LITTLE ROCK — Arkansas House Speaker Davy Carter’s decision against a run for governor next year is a boost for Republicans hoping to avoid a messy fight for the party’s nomination next year. It also offers a warning sign for the GOP’s future.

After flirting briefly with the idea of seeking the state’s top office, the three-term lawmaker from Cabot last week said he would instead go back into the private sector by taking a job as executive vice president with Home BancShares Inc.

The decision removed a potential obstacle for former U.S. Rep. Asa Hutchinson, who faces a relatively easy path to claiming the Republican nomination more than a year before primary ballots are cast. It also provides a glimmer of hope for Democrats, who hope to fend off a GOP takeover of the state’s top elected offices in next year’s election but face a scrappier internal fight for the gubernatorial nomination.

Carter’s biggest selling point — that by running as a moderate, he could appeal to more voters in the general election — was also his biggest obstacle in the Republican primary. Carter won the House speaker post primarily with the support of Democrats, and vented frustration with a session this year that initially focused on social issues such as abortion and gun rights.

Carter said he looked at several factors, including whether he’d have to tack to the right on those issues in order to win the Republican nomination.

"One of them was talking to consultants on how things would necessarily need to be done the traditional way to win a Republican primary," Carter told reporters after announcing his decision. "I’m who I am and I don’t know if the Republican Party in the primary is willing to elect a guy like me."

During the legislative session, Carter had tried navigating a middle path on social issues. Though he vented frustration with the focus on social issues, he backed efforts to override Democratic Gov. Mike Beebe’s vetoes of measures banning abortions 12 and 20 weeks into a pregnancy. He opposed efforts to allow open carry of handguns, but touted his Second Amendment credentials by inviting firearms manufacturers in states with strict gun control laws to take a look at Arkansas.
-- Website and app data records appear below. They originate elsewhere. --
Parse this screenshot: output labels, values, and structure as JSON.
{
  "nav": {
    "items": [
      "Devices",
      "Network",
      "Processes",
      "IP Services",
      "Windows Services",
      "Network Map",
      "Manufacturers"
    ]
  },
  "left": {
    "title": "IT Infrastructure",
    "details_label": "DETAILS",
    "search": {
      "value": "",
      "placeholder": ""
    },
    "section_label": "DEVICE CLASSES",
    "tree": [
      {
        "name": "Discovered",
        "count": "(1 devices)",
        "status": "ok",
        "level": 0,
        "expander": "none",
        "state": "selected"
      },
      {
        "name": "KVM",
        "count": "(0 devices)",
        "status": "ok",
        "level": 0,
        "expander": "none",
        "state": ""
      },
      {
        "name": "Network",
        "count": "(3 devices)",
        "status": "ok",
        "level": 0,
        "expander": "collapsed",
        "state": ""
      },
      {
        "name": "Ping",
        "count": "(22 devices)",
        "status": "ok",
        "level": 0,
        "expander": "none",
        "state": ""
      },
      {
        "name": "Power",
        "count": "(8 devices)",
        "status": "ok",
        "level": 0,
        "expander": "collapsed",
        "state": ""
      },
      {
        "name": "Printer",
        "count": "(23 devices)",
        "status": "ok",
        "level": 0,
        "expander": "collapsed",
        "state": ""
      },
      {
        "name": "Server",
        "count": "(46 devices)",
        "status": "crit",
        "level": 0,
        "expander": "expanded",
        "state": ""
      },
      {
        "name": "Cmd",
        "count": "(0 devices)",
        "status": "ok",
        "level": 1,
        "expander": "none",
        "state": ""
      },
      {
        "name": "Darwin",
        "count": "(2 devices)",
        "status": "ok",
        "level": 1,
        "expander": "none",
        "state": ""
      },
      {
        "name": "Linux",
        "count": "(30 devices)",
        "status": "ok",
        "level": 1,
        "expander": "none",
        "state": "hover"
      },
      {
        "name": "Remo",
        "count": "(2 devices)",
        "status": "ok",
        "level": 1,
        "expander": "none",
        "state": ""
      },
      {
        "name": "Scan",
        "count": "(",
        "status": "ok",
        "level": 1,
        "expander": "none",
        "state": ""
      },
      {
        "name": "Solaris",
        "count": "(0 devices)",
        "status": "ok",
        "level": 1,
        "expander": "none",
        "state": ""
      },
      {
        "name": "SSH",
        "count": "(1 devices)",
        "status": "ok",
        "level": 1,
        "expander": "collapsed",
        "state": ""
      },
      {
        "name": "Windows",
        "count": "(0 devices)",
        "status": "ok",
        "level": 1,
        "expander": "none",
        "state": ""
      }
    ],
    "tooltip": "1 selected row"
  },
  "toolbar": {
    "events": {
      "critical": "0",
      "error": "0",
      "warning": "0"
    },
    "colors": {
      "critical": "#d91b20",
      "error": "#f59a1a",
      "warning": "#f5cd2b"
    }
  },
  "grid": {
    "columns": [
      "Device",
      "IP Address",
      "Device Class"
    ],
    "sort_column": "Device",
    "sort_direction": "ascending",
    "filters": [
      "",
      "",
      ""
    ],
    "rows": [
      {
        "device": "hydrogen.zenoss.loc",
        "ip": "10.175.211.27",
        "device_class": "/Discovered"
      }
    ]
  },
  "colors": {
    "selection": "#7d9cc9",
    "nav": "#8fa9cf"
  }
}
In the days leading up to his announcement, Carter had urged Republicans to focus more on budget and fiscal issues than social ones if they wanted to continue connecting with voters.

The balancing act Carter faced is similar to the one Democrats face as they try to figure out how to run in a state that’s been shifting Republican in general elections without losing their base in the primary. Former U.S. Rep. Mike Ross encounters that pitfall running former Lt. Gov. Bill Halter for the Democratic gubernatorial nomination, as the two have sparred whether Ross’ opposition to the Arkansas abortion bans square with his past support for anti-abortion legislation.

It’s unclear whether Carter’s exit will remove the possibility of a fight within the GOP gubernatorial field over health care and the Legislature’s decision to use federal Medicaid funds to buy private insurance for 250,000 low-income residents. Carter advocated the private option as an alternative to expanding Medicaid, a move that drew the ire of conservative activists who will be key in a Republican primary.

Hutchinson has said he would have signed the private option into law, but wanted it addressed in a special session. His rivals — state Rep. Debra Hobbs and Little Rock businessman Curtis Coleman — have both opposed it.

Carter used his decision to issue a warning to both parties about its future, endorsing an ethics amendment that would also loosen the state’s term limits He also suggested Arkansas adopt an "open" primary system where the top two vote-getters advance to the general election, regardless of party.

"I feel like the majority of Arkansans aren’t on the fringes of either side, but it’s the process sometimes that results in that," Carter said.


Andrew DeMillo has covered Arkansas government and politics for The Associated Press since 2005. Follow him on Twitter at